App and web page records
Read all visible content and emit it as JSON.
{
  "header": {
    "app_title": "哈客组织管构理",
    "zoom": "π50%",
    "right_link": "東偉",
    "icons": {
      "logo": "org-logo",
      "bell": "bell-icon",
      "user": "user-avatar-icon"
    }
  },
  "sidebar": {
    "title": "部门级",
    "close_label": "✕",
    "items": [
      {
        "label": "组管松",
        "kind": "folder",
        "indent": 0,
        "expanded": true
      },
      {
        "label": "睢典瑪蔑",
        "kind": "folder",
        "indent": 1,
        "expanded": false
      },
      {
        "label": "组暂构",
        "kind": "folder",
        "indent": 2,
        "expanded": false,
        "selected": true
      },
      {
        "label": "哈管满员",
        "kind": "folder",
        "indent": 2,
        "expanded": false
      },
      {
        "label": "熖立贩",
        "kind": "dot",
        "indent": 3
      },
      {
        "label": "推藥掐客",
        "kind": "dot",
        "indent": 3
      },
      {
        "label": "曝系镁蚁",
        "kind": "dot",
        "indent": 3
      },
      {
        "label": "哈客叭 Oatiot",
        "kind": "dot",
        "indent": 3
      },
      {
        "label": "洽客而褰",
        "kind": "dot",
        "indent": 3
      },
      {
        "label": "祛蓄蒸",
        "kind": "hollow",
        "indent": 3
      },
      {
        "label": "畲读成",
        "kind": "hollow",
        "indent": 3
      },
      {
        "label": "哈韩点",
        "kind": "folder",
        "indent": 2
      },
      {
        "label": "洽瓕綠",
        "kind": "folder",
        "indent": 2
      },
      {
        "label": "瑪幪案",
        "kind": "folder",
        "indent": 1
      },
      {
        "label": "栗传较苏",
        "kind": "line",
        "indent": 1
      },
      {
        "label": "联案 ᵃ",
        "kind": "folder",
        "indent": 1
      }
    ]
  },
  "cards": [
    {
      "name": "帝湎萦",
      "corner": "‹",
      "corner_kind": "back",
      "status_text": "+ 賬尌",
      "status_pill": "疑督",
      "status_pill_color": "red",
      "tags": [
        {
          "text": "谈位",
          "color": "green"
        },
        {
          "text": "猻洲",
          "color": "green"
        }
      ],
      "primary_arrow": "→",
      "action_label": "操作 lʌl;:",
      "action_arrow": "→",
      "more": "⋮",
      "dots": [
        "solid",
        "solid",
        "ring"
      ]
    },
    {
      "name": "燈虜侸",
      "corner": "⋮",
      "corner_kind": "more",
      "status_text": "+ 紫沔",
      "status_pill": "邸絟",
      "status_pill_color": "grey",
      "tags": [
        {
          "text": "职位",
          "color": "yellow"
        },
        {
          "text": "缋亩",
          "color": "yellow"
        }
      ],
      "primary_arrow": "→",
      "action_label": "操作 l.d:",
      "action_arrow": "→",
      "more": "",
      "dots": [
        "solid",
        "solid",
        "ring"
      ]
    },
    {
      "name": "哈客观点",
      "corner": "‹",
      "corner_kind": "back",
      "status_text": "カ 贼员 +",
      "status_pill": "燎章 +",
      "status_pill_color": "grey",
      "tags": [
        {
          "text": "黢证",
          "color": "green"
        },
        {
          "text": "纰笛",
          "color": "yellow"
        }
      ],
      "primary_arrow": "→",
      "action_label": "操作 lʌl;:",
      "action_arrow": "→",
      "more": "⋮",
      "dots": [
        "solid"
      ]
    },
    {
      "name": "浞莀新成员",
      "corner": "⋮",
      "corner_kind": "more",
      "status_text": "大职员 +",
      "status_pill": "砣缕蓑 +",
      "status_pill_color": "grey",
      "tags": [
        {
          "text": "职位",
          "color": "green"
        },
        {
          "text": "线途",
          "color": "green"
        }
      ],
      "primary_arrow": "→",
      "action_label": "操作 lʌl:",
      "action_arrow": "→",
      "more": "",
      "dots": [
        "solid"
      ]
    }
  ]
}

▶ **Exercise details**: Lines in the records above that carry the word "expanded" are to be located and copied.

▶ **Solution for this problem**:
        "expanded": true
        "expanded": false
        "expanded": false,
        "expanded": false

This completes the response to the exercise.